Work task:
Your output should be an exact copy of the records, with no pictures in it.

Saved data entries:
=-=-=-=-=

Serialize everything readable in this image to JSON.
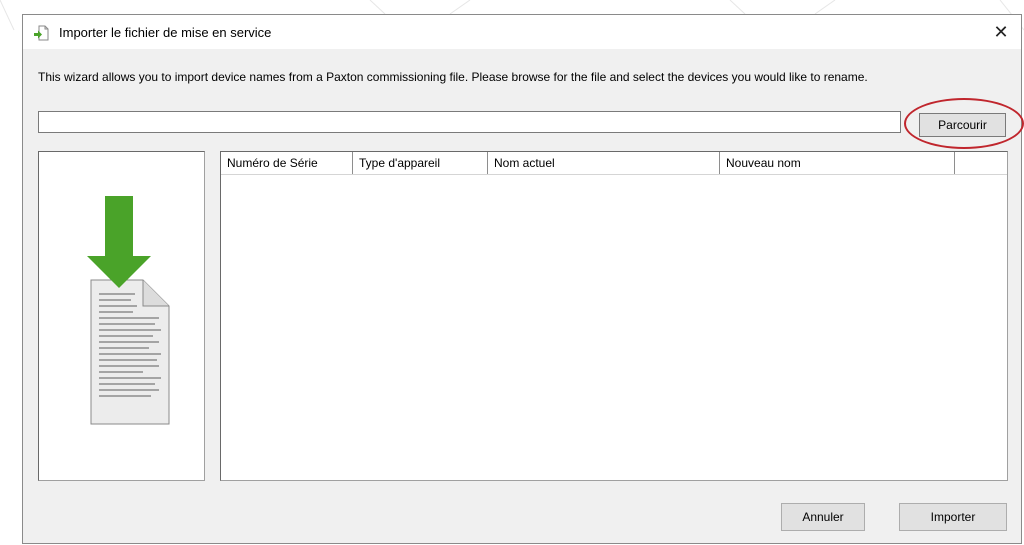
{
  "window": {
    "title": "Importer le fichier de mise en service",
    "close_glyph": "✕"
  },
  "intro_text": "This wizard allows you to import device names from a Paxton commissioning file. Please browse for the file and select the devices you would like to rename.",
  "file_path": {
    "value": "",
    "placeholder": ""
  },
  "buttons": {
    "browse": "Parcourir",
    "cancel": "Annuler",
    "import": "Importer"
  },
  "table": {
    "columns": [
      "Numéro de Série",
      "Type d'appareil",
      "Nom actuel",
      "Nouveau nom"
    ],
    "rows": []
  },
  "icons": {
    "title": "import-file-icon",
    "illustration": "document-download-icon",
    "close": "close-icon"
  },
  "colors": {
    "highlight": "#c0262d",
    "arrow": "#4aa329",
    "dialog_bg": "#f0f0f0"
  }
}
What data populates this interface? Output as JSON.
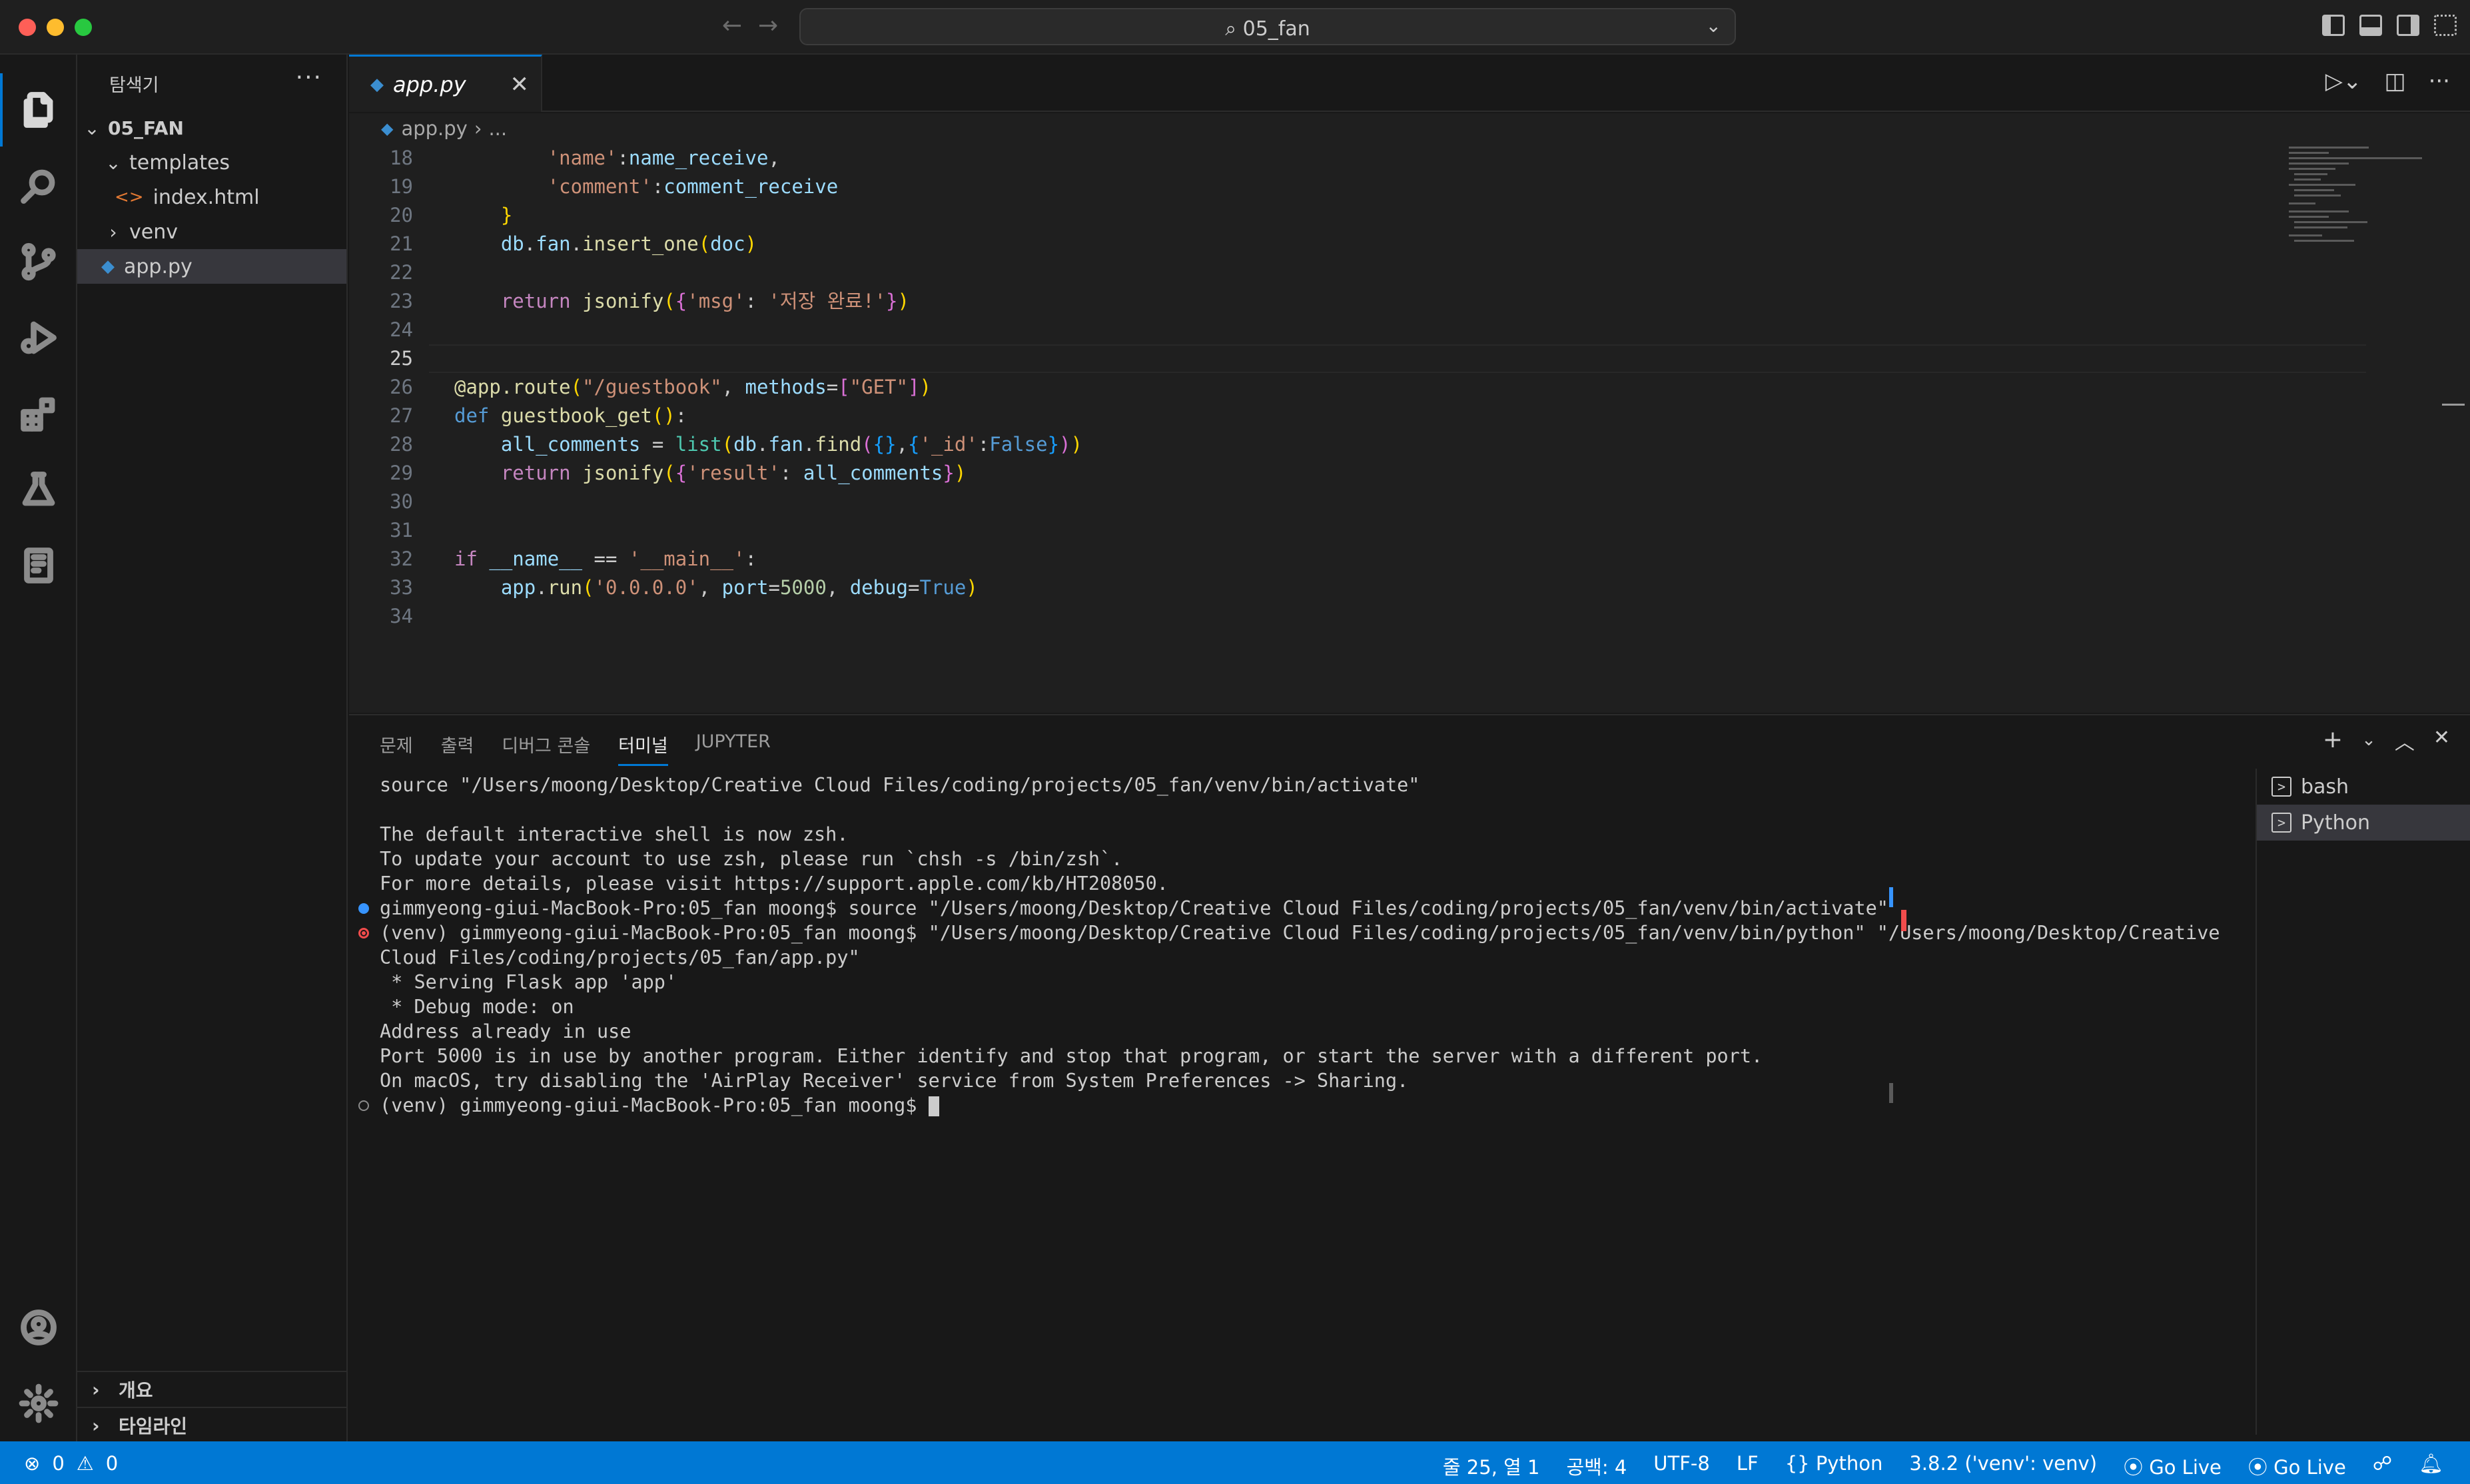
{
  "window": {
    "title": "05_fan"
  },
  "sidebar": {
    "title": "탐색기",
    "root": "05_FAN",
    "tree": [
      {
        "label": "templates",
        "type": "folder",
        "expanded": true
      },
      {
        "label": "index.html",
        "type": "file-html"
      },
      {
        "label": "venv",
        "type": "folder",
        "expanded": false
      },
      {
        "label": "app.py",
        "type": "file-py",
        "selected": true
      }
    ],
    "sections": [
      "개요",
      "타임라인"
    ]
  },
  "editor": {
    "tab_label": "app.py",
    "breadcrumb": [
      "app.py",
      "..."
    ],
    "current_line": "25",
    "lines": [
      {
        "n": "18",
        "text": "        'name':name_receive,"
      },
      {
        "n": "19",
        "text": "        'comment':comment_receive"
      },
      {
        "n": "20",
        "text": "    }"
      },
      {
        "n": "21",
        "text": "    db.fan.insert_one(doc)"
      },
      {
        "n": "22",
        "text": ""
      },
      {
        "n": "23",
        "text": "    return jsonify({'msg': '저장 완료!'})"
      },
      {
        "n": "24",
        "text": ""
      },
      {
        "n": "25",
        "text": ""
      },
      {
        "n": "26",
        "text": "@app.route(\"/guestbook\", methods=[\"GET\"])"
      },
      {
        "n": "27",
        "text": "def guestbook_get():"
      },
      {
        "n": "28",
        "text": "    all_comments = list(db.fan.find({},{'_id':False}))"
      },
      {
        "n": "29",
        "text": "    return jsonify({'result': all_comments})"
      },
      {
        "n": "30",
        "text": ""
      },
      {
        "n": "31",
        "text": ""
      },
      {
        "n": "32",
        "text": "if __name__ == '__main__':"
      },
      {
        "n": "33",
        "text": "    app.run('0.0.0.0', port=5000, debug=True)"
      },
      {
        "n": "34",
        "text": ""
      }
    ]
  },
  "panel": {
    "tabs": [
      "문제",
      "출력",
      "디버그 콘솔",
      "터미널",
      "JUPYTER"
    ],
    "active_tab": "터미널",
    "terminal_lines": [
      {
        "text": "source \"/Users/moong/Desktop/Creative Cloud Files/coding/projects/05_fan/venv/bin/activate\"",
        "deco": ""
      },
      {
        "text": "",
        "deco": ""
      },
      {
        "text": "The default interactive shell is now zsh.",
        "deco": ""
      },
      {
        "text": "To update your account to use zsh, please run `chsh -s /bin/zsh`.",
        "deco": ""
      },
      {
        "text": "For more details, please visit https://support.apple.com/kb/HT208050.",
        "deco": ""
      },
      {
        "text": "gimmyeong-giui-MacBook-Pro:05_fan moong$ source \"/Users/moong/Desktop/Creative Cloud Files/coding/projects/05_fan/venv/bin/activate\"",
        "deco": "blue"
      },
      {
        "text": "(venv) gimmyeong-giui-MacBook-Pro:05_fan moong$ \"/Users/moong/Desktop/Creative Cloud Files/coding/projects/05_fan/venv/bin/python\" \"/Users/moong/Desktop/Creative",
        "deco": "err"
      },
      {
        "text": "Cloud Files/coding/projects/05_fan/app.py\"",
        "deco": ""
      },
      {
        "text": " * Serving Flask app 'app'",
        "deco": ""
      },
      {
        "text": " * Debug mode: on",
        "deco": ""
      },
      {
        "text": "Address already in use",
        "deco": ""
      },
      {
        "text": "Port 5000 is in use by another program. Either identify and stop that program, or start the server with a different port.",
        "deco": ""
      },
      {
        "text": "On macOS, try disabling the 'AirPlay Receiver' service from System Preferences -> Sharing.",
        "deco": ""
      },
      {
        "text": "(venv) gimmyeong-giui-MacBook-Pro:05_fan moong$ ",
        "deco": "empty",
        "cursor": true
      }
    ],
    "terminals": [
      {
        "label": "bash",
        "active": false
      },
      {
        "label": "Python",
        "active": true
      }
    ]
  },
  "statusbar": {
    "errors": "0",
    "warnings": "0",
    "position": "줄 25, 열 1",
    "spaces": "공백: 4",
    "encoding": "UTF-8",
    "eol": "LF",
    "language": "Python",
    "interpreter": "3.8.2 ('venv': venv)",
    "go_live_1": "Go Live",
    "go_live_2": "Go Live"
  },
  "colors": {
    "accent": "#0078d4",
    "editor_bg": "#1f1f1f",
    "sidebar_bg": "#181818",
    "selection": "#37373d",
    "error": "#f14c4c"
  }
}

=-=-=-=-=

Response area:
Serialize everything readable in this image to JSON.
{
  "window": {
    "title": "Importer le fichier de mise en service",
    "close_glyph": "✕"
  },
  "intro_text": "This wizard allows you to import device names from a Paxton commissioning file. Please browse for the file and select the devices you would like to rename.",
  "file_path": {
    "value": "",
    "placeholder": ""
  },
  "buttons": {
    "browse": "Parcourir",
    "cancel": "Annuler",
    "import": "Importer"
  },
  "table": {
    "columns": [
      "Numéro de Série",
      "Type d'appareil",
      "Nom actuel",
      "Nouveau nom"
    ],
    "rows": []
  },
  "icons": {
    "title": "import-file-icon",
    "illustration": "document-download-icon",
    "close": "close-icon"
  },
  "colors": {
    "highlight": "#c0262d",
    "arrow": "#4aa329",
    "dialog_bg": "#f0f0f0"
  }
}
What data populates this interface? Output as JSON.
{
  "window": {
    "title": "05_fan"
  },
  "sidebar": {
    "title": "탐색기",
    "root": "05_FAN",
    "tree": [
      {
        "label": "templates",
        "type": "folder",
        "expanded": true
      },
      {
        "label": "index.html",
        "type": "file-html"
      },
      {
        "label": "venv",
        "type": "folder",
        "expanded": false
      },
      {
        "label": "app.py",
        "type": "file-py",
        "selected": true
      }
    ],
    "sections": [
      "개요",
      "타임라인"
    ]
  },
  "editor": {
    "tab_label": "app.py",
    "breadcrumb": [
      "app.py",
      "..."
    ],
    "current_line": "25",
    "lines": [
      {
        "n": "18",
        "text": "        'name':name_receive,"
      },
      {
        "n": "19",
        "text": "        'comment':comment_receive"
      },
      {
        "n": "20",
        "text": "    }"
      },
      {
        "n": "21",
        "text": "    db.fan.insert_one(doc)"
      },
      {
        "n": "22",
        "text": ""
      },
      {
        "n": "23",
        "text": "    return jsonify({'msg': '저장 완료!'})"
      },
      {
        "n": "24",
        "text": ""
      },
      {
        "n": "25",
        "text": ""
      },
      {
        "n": "26",
        "text": "@app.route(\"/guestbook\", methods=[\"GET\"])"
      },
      {
        "n": "27",
        "text": "def guestbook_get():"
      },
      {
        "n": "28",
        "text": "    all_comments = list(db.fan.find({},{'_id':False}))"
      },
      {
        "n": "29",
        "text": "    return jsonify({'result': all_comments})"
      },
      {
        "n": "30",
        "text": ""
      },
      {
        "n": "31",
        "text": ""
      },
      {
        "n": "32",
        "text": "if __name__ == '__main__':"
      },
      {
        "n": "33",
        "text": "    app.run('0.0.0.0', port=5000, debug=True)"
      },
      {
        "n": "34",
        "text": ""
      }
    ]
  },
  "panel": {
    "tabs": [
      "문제",
      "출력",
      "디버그 콘솔",
      "터미널",
      "JUPYTER"
    ],
    "active_tab": "터미널",
    "terminal_lines": [
      {
        "text": "source \"/Users/moong/Desktop/Creative Cloud Files/coding/projects/05_fan/venv/bin/activate\"",
        "deco": ""
      },
      {
        "text": "",
        "deco": ""
      },
      {
        "text": "The default interactive shell is now zsh.",
        "deco": ""
      },
      {
        "text": "To update your account to use zsh, please run `chsh -s /bin/zsh`.",
        "deco": ""
      },
      {
        "text": "For more details, please visit https://support.apple.com/kb/HT208050.",
        "deco": ""
      },
      {
        "text": "gimmyeong-giui-MacBook-Pro:05_fan moong$ source \"/Users/moong/Desktop/Creative Cloud Files/coding/projects/05_fan/venv/bin/activate\"",
        "deco": "blue"
      },
      {
        "text": "(venv) gimmyeong-giui-MacBook-Pro:05_fan moong$ \"/Users/moong/Desktop/Creative Cloud Files/coding/projects/05_fan/venv/bin/python\" \"/Users/moong/Desktop/Creative",
        "deco": "err"
      },
      {
        "text": "Cloud Files/coding/projects/05_fan/app.py\"",
        "deco": ""
      },
      {
        "text": " * Serving Flask app 'app'",
        "deco": ""
      },
      {
        "text": " * Debug mode: on",
        "deco": ""
      },
      {
        "text": "Address already in use",
        "deco": ""
      },
      {
        "text": "Port 5000 is in use by another program. Either identify and stop that program, or start the server with a different port.",
        "deco": ""
      },
      {
        "text": "On macOS, try disabling the 'AirPlay Receiver' service from System Preferences -> Sharing.",
        "deco": ""
      },
      {
        "text": "(venv) gimmyeong-giui-MacBook-Pro:05_fan moong$ ",
        "deco": "empty",
        "cursor": true
      }
    ],
    "terminals": [
      {
        "label": "bash",
        "active": false
      },
      {
        "label": "Python",
        "active": true
      }
    ]
  },
  "statusbar": {
    "errors": "0",
    "warnings": "0",
    "position": "줄 25, 열 1",
    "spaces": "공백: 4",
    "encoding": "UTF-8",
    "eol": "LF",
    "language": "Python",
    "interpreter": "3.8.2 ('venv': venv)",
    "go_live_1": "Go Live",
    "go_live_2": "Go Live"
  },
  "colors": {
    "accent": "#0078d4",
    "editor_bg": "#1f1f1f",
    "sidebar_bg": "#181818",
    "selection": "#37373d",
    "error": "#f14c4c"
  }
}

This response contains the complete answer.